Enough people, especially us kids who didn’t ever think we’d see live the band responsible for the bands responsible for our favorite records, have talked about how well Gang of Four still hold up in concert, how they haven’t skipped a beat, how they are exactly ten million times better than the Freddie Hubbard reunion, etc. All true, though I don’t think anyone’s articulated how vox Jon King has turned his age into an asset. His shirt one-buttoned, he frog-leaps across stage, blank stares, and rattles off derelict truths like a bum who’s stormed our favorite bar, ruined our dates with his apocalyptic prophecies. Most times we don’t listen to the bum, but we had the good fortune of paying King upfront, knowing we should pay him attention further.
Let’s not beleaguer, but when the Olivia Tremor Control and the NY Dolls and Freddie Hubbard and the Stones and whoever else reunite, it’s pleasant and fun but never necessary, never makes sense exactly. Gang of Four all went their separate ways, all have successful careers post-GO4 more or less, but given the climate–of everything! political, ecological, social, woof–their return feels like something more–as if we need them at this very point in time, didn’t learn their lesson the first time. On stage King destroyed a television with deliberate swings of a bat while people cheered him on and laughed the one time he missed the box.

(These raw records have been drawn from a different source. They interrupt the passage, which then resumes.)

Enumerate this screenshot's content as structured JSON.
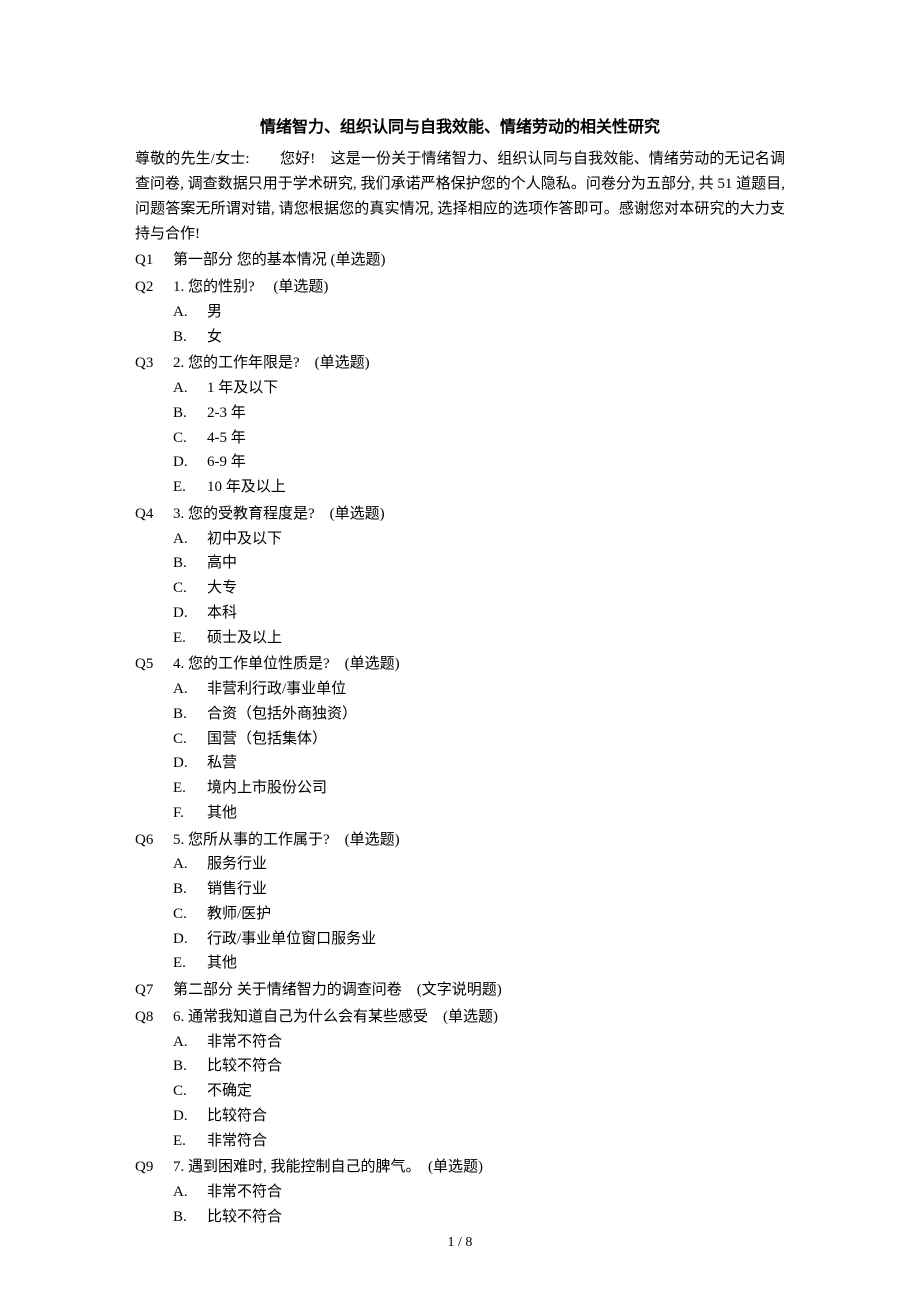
{
  "title": "情绪智力、组织认同与自我效能、情绪劳动的相关性研究",
  "intro": "尊敬的先生/女士:　　您好!　这是一份关于情绪智力、组织认同与自我效能、情绪劳动的无记名调查问卷, 调查数据只用于学术研究, 我们承诺严格保护您的个人隐私。问卷分为五部分, 共 51 道题目, 问题答案无所谓对错, 请您根据您的真实情况, 选择相应的选项作答即可。感谢您对本研究的大力支持与合作!",
  "questions": [
    {
      "num": "Q1",
      "text": "第一部分 您的基本情况  (单选题)",
      "options": []
    },
    {
      "num": "Q2",
      "text": "1. 您的性别?　 (单选题)",
      "options": [
        {
          "letter": "A.",
          "text": "男"
        },
        {
          "letter": "B.",
          "text": "女"
        }
      ]
    },
    {
      "num": "Q3",
      "text": "2. 您的工作年限是?　(单选题)",
      "options": [
        {
          "letter": "A.",
          "text": "1 年及以下"
        },
        {
          "letter": "B.",
          "text": "2-3 年"
        },
        {
          "letter": "C.",
          "text": "4-5 年"
        },
        {
          "letter": "D.",
          "text": "6-9 年"
        },
        {
          "letter": "E.",
          "text": "10 年及以上"
        }
      ]
    },
    {
      "num": "Q4",
      "text": "3. 您的受教育程度是?　(单选题)",
      "options": [
        {
          "letter": "A.",
          "text": "初中及以下"
        },
        {
          "letter": "B.",
          "text": "高中"
        },
        {
          "letter": "C.",
          "text": "大专"
        },
        {
          "letter": "D.",
          "text": "本科"
        },
        {
          "letter": "E.",
          "text": "硕士及以上"
        }
      ]
    },
    {
      "num": "Q5",
      "text": "4. 您的工作单位性质是?　(单选题)",
      "options": [
        {
          "letter": "A.",
          "text": "非营利行政/事业单位"
        },
        {
          "letter": "B.",
          "text": "合资（包括外商独资）"
        },
        {
          "letter": "C.",
          "text": "国营（包括集体）"
        },
        {
          "letter": "D.",
          "text": "私营"
        },
        {
          "letter": "E.",
          "text": "境内上市股份公司"
        },
        {
          "letter": "F.",
          "text": "其他"
        }
      ]
    },
    {
      "num": "Q6",
      "text": "5. 您所从事的工作属于?　(单选题)",
      "options": [
        {
          "letter": "A.",
          "text": "服务行业"
        },
        {
          "letter": "B.",
          "text": "销售行业"
        },
        {
          "letter": "C.",
          "text": "教师/医护"
        },
        {
          "letter": "D.",
          "text": "行政/事业单位窗口服务业"
        },
        {
          "letter": "E.",
          "text": "其他"
        }
      ]
    },
    {
      "num": "Q7",
      "text": "第二部分 关于情绪智力的调查问卷　(文字说明题)",
      "options": []
    },
    {
      "num": "Q8",
      "text": "6. 通常我知道自己为什么会有某些感受　(单选题)",
      "options": [
        {
          "letter": "A.",
          "text": "非常不符合"
        },
        {
          "letter": "B.",
          "text": "比较不符合"
        },
        {
          "letter": "C.",
          "text": "不确定"
        },
        {
          "letter": "D.",
          "text": "比较符合"
        },
        {
          "letter": "E.",
          "text": "非常符合"
        }
      ]
    },
    {
      "num": "Q9",
      "text": "7. 遇到困难时, 我能控制自己的脾气。　(单选题)",
      "options": [
        {
          "letter": "A.",
          "text": "非常不符合"
        },
        {
          "letter": "B.",
          "text": "比较不符合"
        }
      ]
    }
  ],
  "footer": "1 / 8"
}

We clapped for “To Hell With Poverty,” and he came back out for another, but I don’t think he was happy to see us.
This article from the Village Voice Archive was posted on October 3, 2005